(Web page and app entries)
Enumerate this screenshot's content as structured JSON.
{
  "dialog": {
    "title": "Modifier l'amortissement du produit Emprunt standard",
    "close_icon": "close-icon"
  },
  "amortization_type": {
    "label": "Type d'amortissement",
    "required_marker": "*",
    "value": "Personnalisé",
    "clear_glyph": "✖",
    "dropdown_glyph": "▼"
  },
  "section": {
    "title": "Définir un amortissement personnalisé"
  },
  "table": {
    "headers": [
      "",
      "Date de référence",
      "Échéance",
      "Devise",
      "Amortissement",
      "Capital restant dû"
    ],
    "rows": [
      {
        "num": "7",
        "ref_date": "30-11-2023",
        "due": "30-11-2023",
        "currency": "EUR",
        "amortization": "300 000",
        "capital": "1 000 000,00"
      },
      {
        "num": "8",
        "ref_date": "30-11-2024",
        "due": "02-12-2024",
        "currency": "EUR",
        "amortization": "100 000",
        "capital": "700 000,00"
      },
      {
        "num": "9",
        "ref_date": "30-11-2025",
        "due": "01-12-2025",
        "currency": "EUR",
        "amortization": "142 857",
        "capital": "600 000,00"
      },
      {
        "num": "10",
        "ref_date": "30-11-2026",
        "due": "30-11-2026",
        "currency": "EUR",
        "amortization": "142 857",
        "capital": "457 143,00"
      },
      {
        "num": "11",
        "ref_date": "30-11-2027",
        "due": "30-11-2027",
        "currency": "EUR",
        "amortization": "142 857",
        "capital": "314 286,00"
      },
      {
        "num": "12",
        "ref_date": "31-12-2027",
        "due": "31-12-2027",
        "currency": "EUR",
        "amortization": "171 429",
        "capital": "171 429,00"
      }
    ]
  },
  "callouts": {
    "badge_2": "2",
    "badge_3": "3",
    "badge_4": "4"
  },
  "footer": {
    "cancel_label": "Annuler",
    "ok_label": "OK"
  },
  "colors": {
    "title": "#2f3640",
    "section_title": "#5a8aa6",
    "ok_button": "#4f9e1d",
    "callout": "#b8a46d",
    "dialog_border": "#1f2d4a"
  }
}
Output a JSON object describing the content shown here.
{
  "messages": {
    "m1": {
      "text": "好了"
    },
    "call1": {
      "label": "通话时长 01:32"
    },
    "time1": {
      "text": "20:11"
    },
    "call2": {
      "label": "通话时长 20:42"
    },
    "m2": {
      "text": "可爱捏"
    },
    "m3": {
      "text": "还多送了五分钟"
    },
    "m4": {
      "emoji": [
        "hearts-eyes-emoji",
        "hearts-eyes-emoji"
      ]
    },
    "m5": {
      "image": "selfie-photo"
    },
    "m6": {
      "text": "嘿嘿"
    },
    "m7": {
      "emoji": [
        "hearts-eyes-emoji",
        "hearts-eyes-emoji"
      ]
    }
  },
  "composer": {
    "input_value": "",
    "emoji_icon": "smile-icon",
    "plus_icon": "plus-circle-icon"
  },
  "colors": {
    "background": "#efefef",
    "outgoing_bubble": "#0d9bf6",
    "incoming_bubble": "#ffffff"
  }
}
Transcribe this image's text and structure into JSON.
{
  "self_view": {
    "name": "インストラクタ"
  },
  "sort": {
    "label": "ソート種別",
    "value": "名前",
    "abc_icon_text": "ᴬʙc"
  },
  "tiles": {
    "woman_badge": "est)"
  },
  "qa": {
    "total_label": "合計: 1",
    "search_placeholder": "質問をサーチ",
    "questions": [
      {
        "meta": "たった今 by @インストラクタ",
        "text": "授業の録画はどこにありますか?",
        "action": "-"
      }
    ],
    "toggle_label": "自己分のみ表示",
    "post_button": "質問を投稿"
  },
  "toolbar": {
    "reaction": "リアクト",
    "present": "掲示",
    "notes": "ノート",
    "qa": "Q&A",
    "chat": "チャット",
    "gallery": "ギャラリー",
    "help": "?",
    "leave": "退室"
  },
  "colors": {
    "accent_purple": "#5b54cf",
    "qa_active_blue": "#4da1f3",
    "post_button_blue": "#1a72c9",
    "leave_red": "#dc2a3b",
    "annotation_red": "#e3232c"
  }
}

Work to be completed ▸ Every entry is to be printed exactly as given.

Output below ▸
Enumerate this screenshot's content as structured JSON.
{
  "dialog": {
    "title": "Modifier l'amortissement du produit Emprunt standard",
    "close_icon": "close-icon"
  },
  "amortization_type": {
    "label": "Type d'amortissement",
    "required_marker": "*",
    "value": "Personnalisé",
    "clear_glyph": "✖",
    "dropdown_glyph": "▼"
  },
  "section": {
    "title": "Définir un amortissement personnalisé"
  },
  "table": {
    "headers": [
      "",
      "Date de référence",
      "Échéance",
      "Devise",
      "Amortissement",
      "Capital restant dû"
    ],
    "rows": [
      {
        "num": "7",
        "ref_date": "30-11-2023",
        "due": "30-11-2023",
        "currency": "EUR",
        "amortization": "300 000",
        "capital": "1 000 000,00"
      },
      {
        "num": "8",
        "ref_date": "30-11-2024",
        "due": "02-12-2024",
        "currency": "EUR",
        "amortization": "100 000",
        "capital": "700 000,00"
      },
      {
        "num": "9",
        "ref_date": "30-11-2025",
        "due": "01-12-2025",
        "currency": "EUR",
        "amortization": "142 857",
        "capital": "600 000,00"
      },
      {
        "num": "10",
        "ref_date": "30-11-2026",
        "due": "30-11-2026",
        "currency": "EUR",
        "amortization": "142 857",
        "capital": "457 143,00"
      },
      {
        "num": "11",
        "ref_date": "30-11-2027",
        "due": "30-11-2027",
        "currency": "EUR",
        "amortization": "142 857",
        "capital": "314 286,00"
      },
      {
        "num": "12",
        "ref_date": "31-12-2027",
        "due": "31-12-2027",
        "currency": "EUR",
        "amortization": "171 429",
        "capital": "171 429,00"
      }
    ]
  },
  "callouts": {
    "badge_2": "2",
    "badge_3": "3",
    "badge_4": "4"
  },
  "footer": {
    "cancel_label": "Annuler",
    "ok_label": "OK"
  },
  "colors": {
    "title": "#2f3640",
    "section_title": "#5a8aa6",
    "ok_button": "#4f9e1d",
    "callout": "#b8a46d",
    "dialog_border": "#1f2d4a"
  }
}
Output a JSON object describing the content shown here.
{
  "messages": {
    "m1": {
      "text": "好了"
    },
    "call1": {
      "label": "通话时长 01:32"
    },
    "time1": {
      "text": "20:11"
    },
    "call2": {
      "label": "通话时长 20:42"
    },
    "m2": {
      "text": "可爱捏"
    },
    "m3": {
      "text": "还多送了五分钟"
    },
    "m4": {
      "emoji": [
        "hearts-eyes-emoji",
        "hearts-eyes-emoji"
      ]
    },
    "m5": {
      "image": "selfie-photo"
    },
    "m6": {
      "text": "嘿嘿"
    },
    "m7": {
      "emoji": [
        "hearts-eyes-emoji",
        "hearts-eyes-emoji"
      ]
    }
  },
  "composer": {
    "input_value": "",
    "emoji_icon": "smile-icon",
    "plus_icon": "plus-circle-icon"
  },
  "colors": {
    "background": "#efefef",
    "outgoing_bubble": "#0d9bf6",
    "incoming_bubble": "#ffffff"
  }
}
Transcribe this image's text and structure into JSON.
{
  "self_view": {
    "name": "インストラクタ"
  },
  "sort": {
    "label": "ソート種別",
    "value": "名前",
    "abc_icon_text": "ᴬʙc"
  },
  "tiles": {
    "woman_badge": "est)"
  },
  "qa": {
    "total_label": "合計: 1",
    "search_placeholder": "質問をサーチ",
    "questions": [
      {
        "meta": "たった今 by @インストラクタ",
        "text": "授業の録画はどこにありますか?",
        "action": "-"
      }
    ],
    "toggle_label": "自己分のみ表示",
    "post_button": "質問を投稿"
  },
  "toolbar": {
    "reaction": "リアクト",
    "present": "掲示",
    "notes": "ノート",
    "qa": "Q&A",
    "chat": "チャット",
    "gallery": "ギャラリー",
    "help": "?",
    "leave": "退室"
  },
  "colors": {
    "accent_purple": "#5b54cf",
    "qa_active_blue": "#4da1f3",
    "post_button_blue": "#1a72c9",
    "leave_red": "#dc2a3b",
    "annotation_red": "#e3232c"
  }
}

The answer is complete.